EXERCISE PROMPT:
Show every line below where "this" can be found.

RECORDS FOR THE EXERCISE:
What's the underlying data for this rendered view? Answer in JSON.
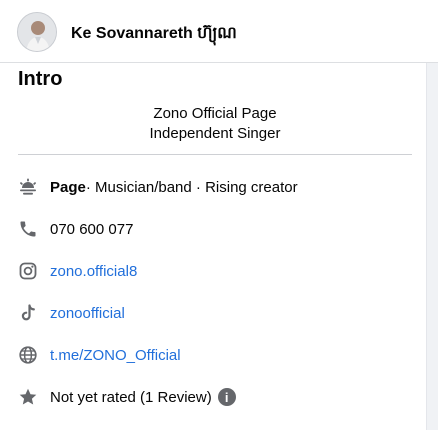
{
  "header": {
    "user_name": "Ke Sovannareth ហ៊្យុណ"
  },
  "intro": {
    "title": "Intro",
    "bio_lines": [
      "Zono Official Page",
      "Independent Singer"
    ]
  },
  "details": {
    "category": {
      "icon": "category-icon",
      "label": "Page",
      "value": " · Musician/band · Rising creator"
    },
    "phone": {
      "icon": "phone-icon",
      "value": "070 600 077"
    },
    "instagram": {
      "icon": "instagram-icon",
      "value": "zono.official8"
    },
    "tiktok": {
      "icon": "tiktok-icon",
      "value": "zonoofficial"
    },
    "website": {
      "icon": "globe-icon",
      "value": "t.me/ZONO_Official"
    },
    "rating": {
      "icon": "star-icon",
      "value": "Not yet rated (1 Review)",
      "info_icon": "info-icon",
      "info_glyph": "i"
    }
  },
  "colors": {
    "link": "#216fdb",
    "icon": "#65676b",
    "background": "#f0f2f5"
  }
}
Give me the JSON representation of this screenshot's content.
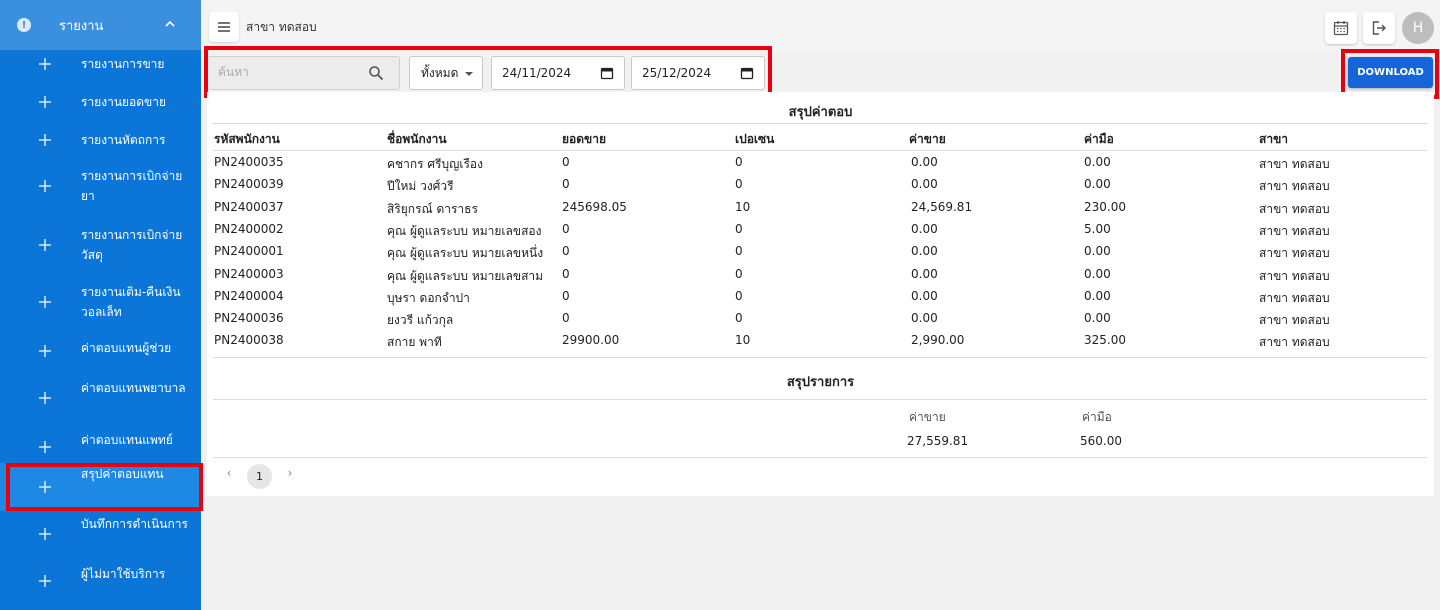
{
  "sidebar": {
    "header_label": "รายงาน",
    "items": [
      {
        "label": "รายงานการขาย"
      },
      {
        "label": "รายงานยอดขาย"
      },
      {
        "label": "รายงานหัตถการ"
      },
      {
        "label": "รายงานการเบิกจ่ายยา"
      },
      {
        "label": "รายงานการเบิกจ่ายวัสดุ"
      },
      {
        "label": "รายงานเติม-คืนเงินวอลเล็ท"
      },
      {
        "label": "ค่าตอบแทนผู้ช่วย"
      },
      {
        "label": "ค่าตอบแทนพยาบาล"
      },
      {
        "label": "ค่าตอบแทนแพทย์"
      },
      {
        "label": "สรุปค่าตอบแทน"
      },
      {
        "label": "บันทึกการดำเนินการ"
      },
      {
        "label": "ผู้ไม่มาใช้บริการ"
      }
    ],
    "active_index": 9
  },
  "topbar": {
    "branch": "สาขา ทดสอบ",
    "avatar_letter": "H"
  },
  "filters": {
    "search_placeholder": "ค้นหา",
    "select_value": "ทั้งหมด",
    "date_from": "24/11/2024",
    "date_to": "25/12/2024",
    "download_label": "DOWNLOAD"
  },
  "table": {
    "title": "สรุปค่าตอบ",
    "headers": [
      "รหัสพนักงาน",
      "ชื่อพนักงาน",
      "ยอดขาย",
      "เปอเซน",
      "ค่าขาย",
      "ค่ามือ",
      "สาขา"
    ],
    "rows": [
      [
        "PN2400035",
        "คชากร ศรีบุญเรือง",
        "0",
        "0",
        "0.00",
        "0.00",
        "สาขา ทดสอบ"
      ],
      [
        "PN2400039",
        "ปีใหม่ วงศ์วรี",
        "0",
        "0",
        "0.00",
        "0.00",
        "สาขา ทดสอบ"
      ],
      [
        "PN2400037",
        "สิริยุกรณ์ ดาราธร",
        "245698.05",
        "10",
        "24,569.81",
        "230.00",
        "สาขา ทดสอบ"
      ],
      [
        "PN2400002",
        "คุณ ผู้ดูแลระบบ หมายเลขสอง",
        "0",
        "0",
        "0.00",
        "5.00",
        "สาขา ทดสอบ"
      ],
      [
        "PN2400001",
        "คุณ ผู้ดูแลระบบ หมายเลขหนึ่ง",
        "0",
        "0",
        "0.00",
        "0.00",
        "สาขา ทดสอบ"
      ],
      [
        "PN2400003",
        "คุณ ผู้ดูแลระบบ หมายเลขสาม",
        "0",
        "0",
        "0.00",
        "0.00",
        "สาขา ทดสอบ"
      ],
      [
        "PN2400004",
        "บุษรา ดอกจำปา",
        "0",
        "0",
        "0.00",
        "0.00",
        "สาขา ทดสอบ"
      ],
      [
        "PN2400036",
        "ยงวรี แก้วกุล",
        "0",
        "0",
        "0.00",
        "0.00",
        "สาขา ทดสอบ"
      ],
      [
        "PN2400038",
        "สกาย พาที",
        "29900.00",
        "10",
        "2,990.00",
        "325.00",
        "สาขา ทดสอบ"
      ]
    ]
  },
  "summary": {
    "title": "สรุปรายการ",
    "sales_label": "ค่าขาย",
    "hand_label": "ค่ามือ",
    "sales_value": "27,559.81",
    "hand_value": "560.00"
  },
  "pagination": {
    "current_page": "1",
    "prev": "‹",
    "next": "›"
  }
}
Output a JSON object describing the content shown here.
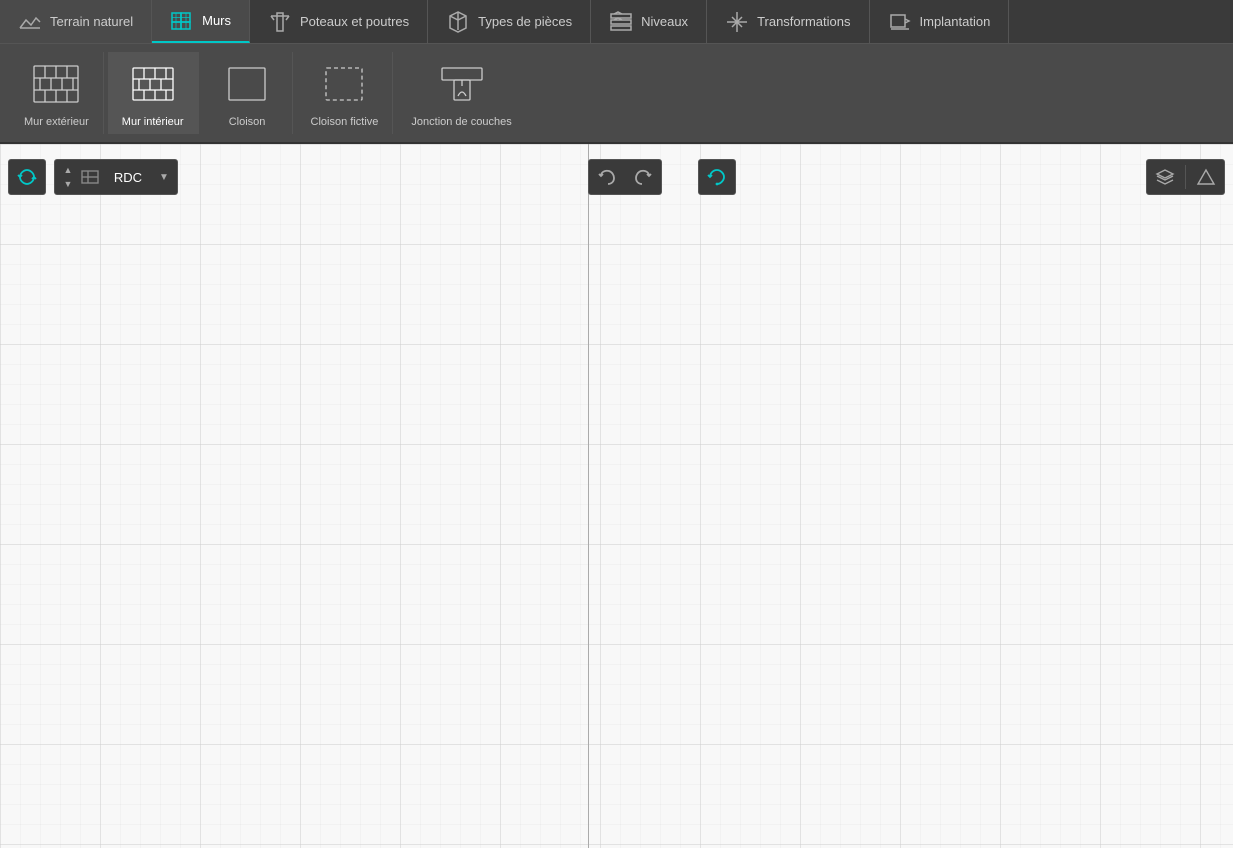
{
  "nav": {
    "items": [
      {
        "id": "terrain",
        "label": "Terrain naturel",
        "active": false
      },
      {
        "id": "murs",
        "label": "Murs",
        "active": true
      },
      {
        "id": "poteaux",
        "label": "Poteaux et poutres",
        "active": false
      },
      {
        "id": "types",
        "label": "Types de pièces",
        "active": false
      },
      {
        "id": "niveaux",
        "label": "Niveaux",
        "active": false
      },
      {
        "id": "transformations",
        "label": "Transformations",
        "active": false
      },
      {
        "id": "implantation",
        "label": "Implantation",
        "active": false
      }
    ]
  },
  "subtoolbar": {
    "items": [
      {
        "id": "mur-ext",
        "label": "Mur extérieur",
        "active": false
      },
      {
        "id": "mur-int",
        "label": "Mur intérieur",
        "active": false
      },
      {
        "id": "cloison",
        "label": "Cloison",
        "active": false
      },
      {
        "id": "cloison-fictive",
        "label": "Cloison fictive",
        "active": false
      },
      {
        "id": "jonction",
        "label": "Jonction de couches",
        "active": false
      }
    ]
  },
  "toolbar": {
    "reverse_label": "↔",
    "level": "RDC",
    "undo_label": "↩",
    "redo_label": "↪",
    "refresh_label": "⟳"
  },
  "canvas": {
    "background": "#f8f8f8",
    "grid_color": "#ddd"
  }
}
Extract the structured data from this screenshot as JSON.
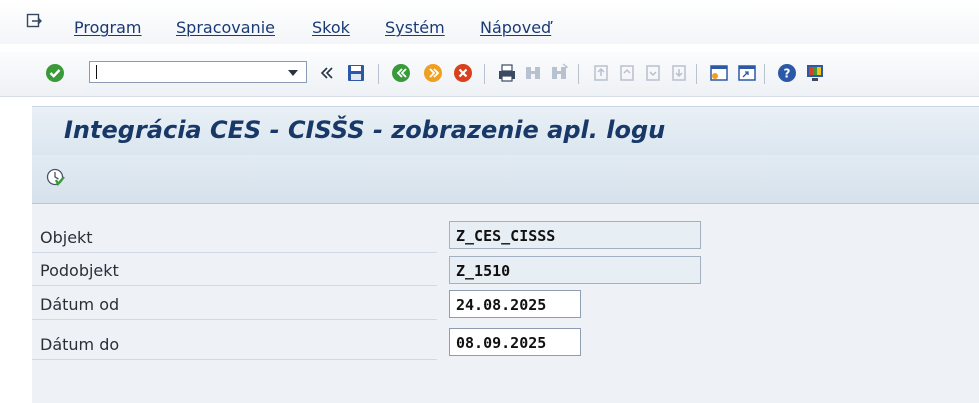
{
  "menu": {
    "items": [
      "Program",
      "Spracovanie",
      "Skok",
      "Systém",
      "Nápoveď"
    ]
  },
  "toolbar": {
    "command_value": "",
    "icons": [
      "enter-icon",
      "back-icon",
      "save-icon",
      "back-nav-icon",
      "exit-icon",
      "cancel-icon",
      "print-icon",
      "find-icon",
      "find-next-icon",
      "first-page-icon",
      "prev-page-icon",
      "next-page-icon",
      "last-page-icon",
      "new-session-icon",
      "shortcut-icon",
      "help-icon",
      "layout-icon"
    ]
  },
  "page": {
    "title": "Integrácia CES - CISŠS - zobrazenie apl. logu"
  },
  "form": {
    "fields": [
      {
        "label": "Objekt",
        "value": "Z_CES_CISSS"
      },
      {
        "label": "Podobjekt",
        "value": "Z_1510"
      },
      {
        "label": "Dátum od",
        "value": "24.08.2025"
      },
      {
        "label": "Dátum do",
        "value": "08.09.2025"
      }
    ]
  },
  "colors": {
    "accent": "#183868",
    "enter_green": "#3a9a3a"
  }
}
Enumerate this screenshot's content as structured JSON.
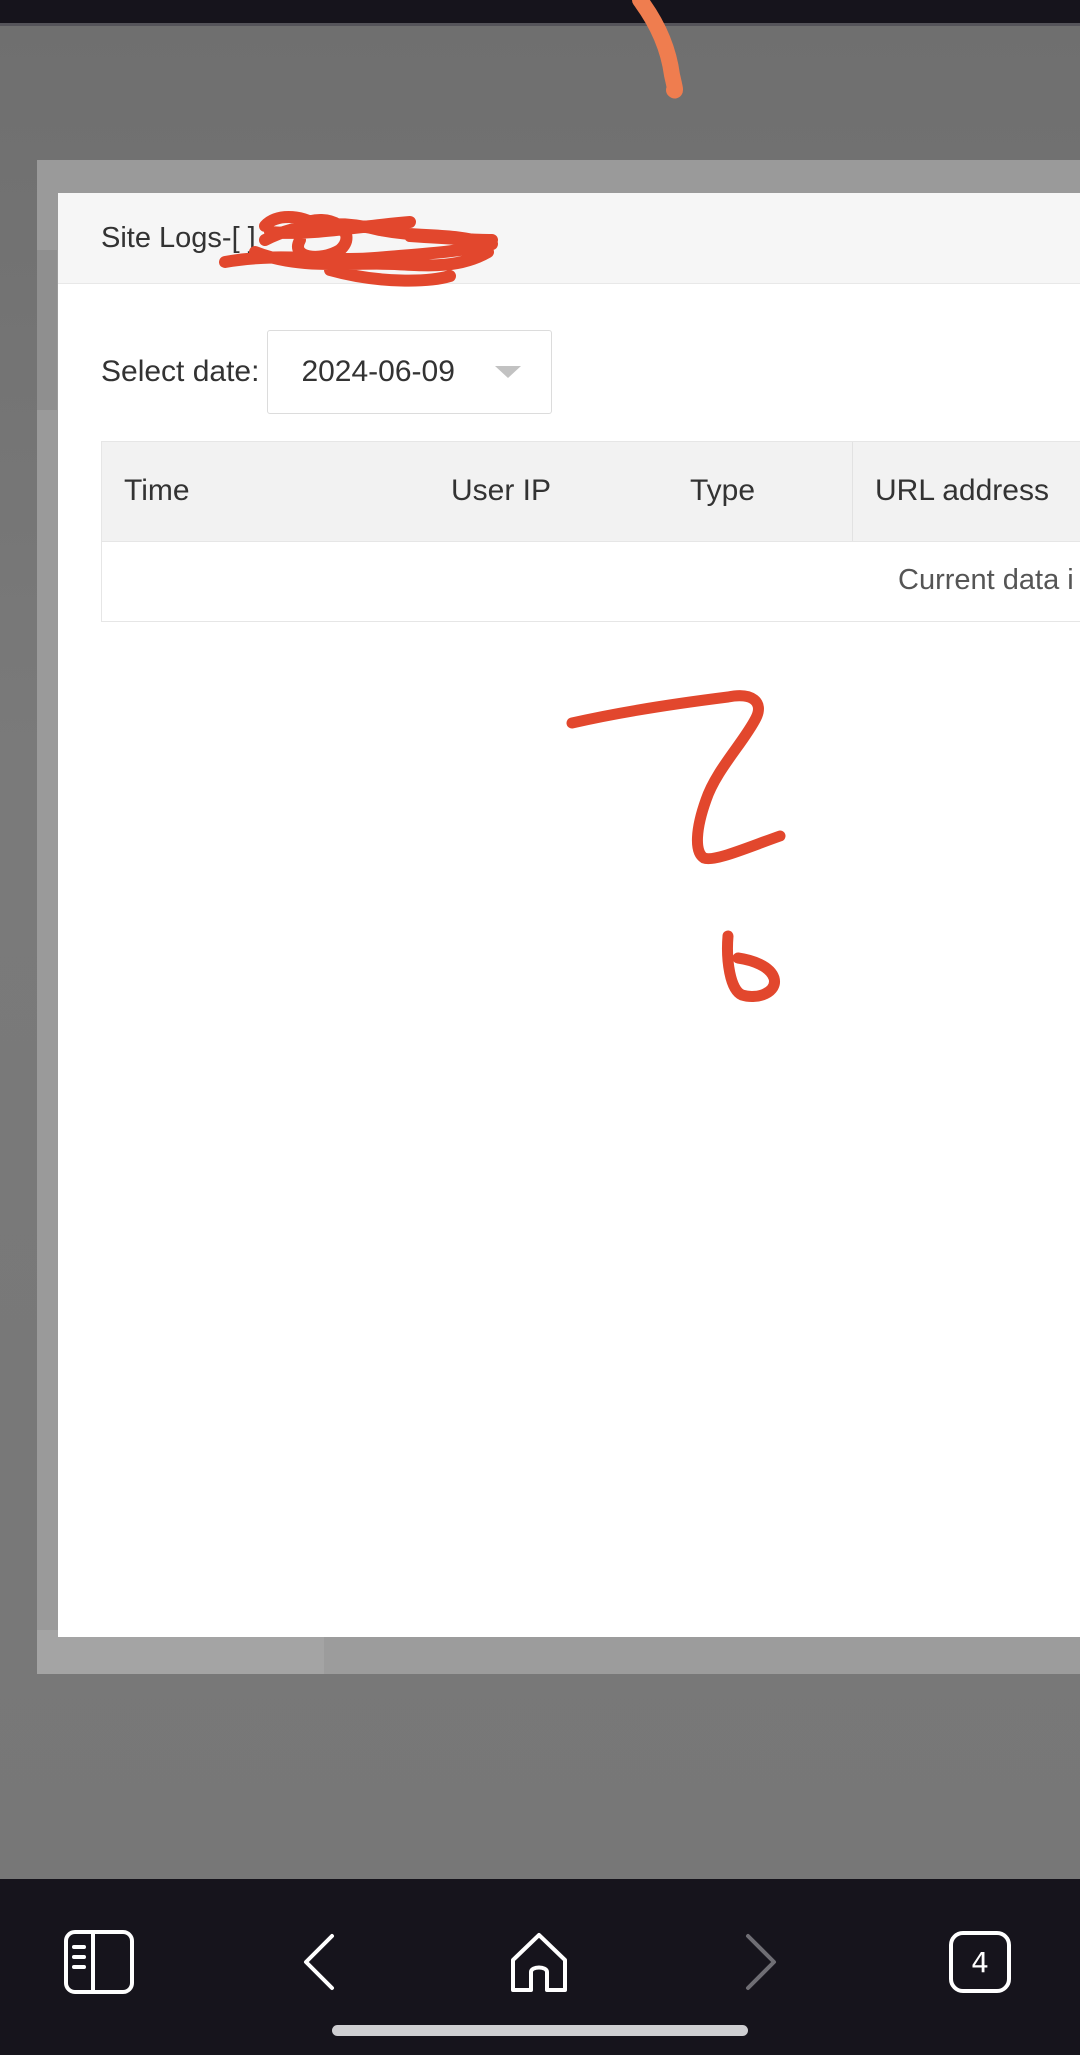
{
  "dialog": {
    "title": "Site Logs-[ ]",
    "date_label": "Select date:",
    "date_value": "2024-06-09",
    "table": {
      "columns": [
        "Time",
        "User IP",
        "Type",
        "URL address"
      ],
      "empty_text": "Current data i"
    }
  },
  "browser_nav": {
    "sidebar_icon": "sidebar-icon",
    "back_icon": "chevron-left-icon",
    "home_icon": "home-icon",
    "forward_icon": "chevron-right-icon",
    "tab_count": "4"
  },
  "annotations": {
    "ink_color": "#e2472d",
    "top_stroke_color": "#ef7d4f"
  }
}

FINISHED TASK:
What's the underlying data for this rendered view? Answer in JSON.
Give me the JSON representation of this screenshot's content.
Extract the structured data from this screenshot as JSON.
Enumerate this screenshot's content as structured JSON.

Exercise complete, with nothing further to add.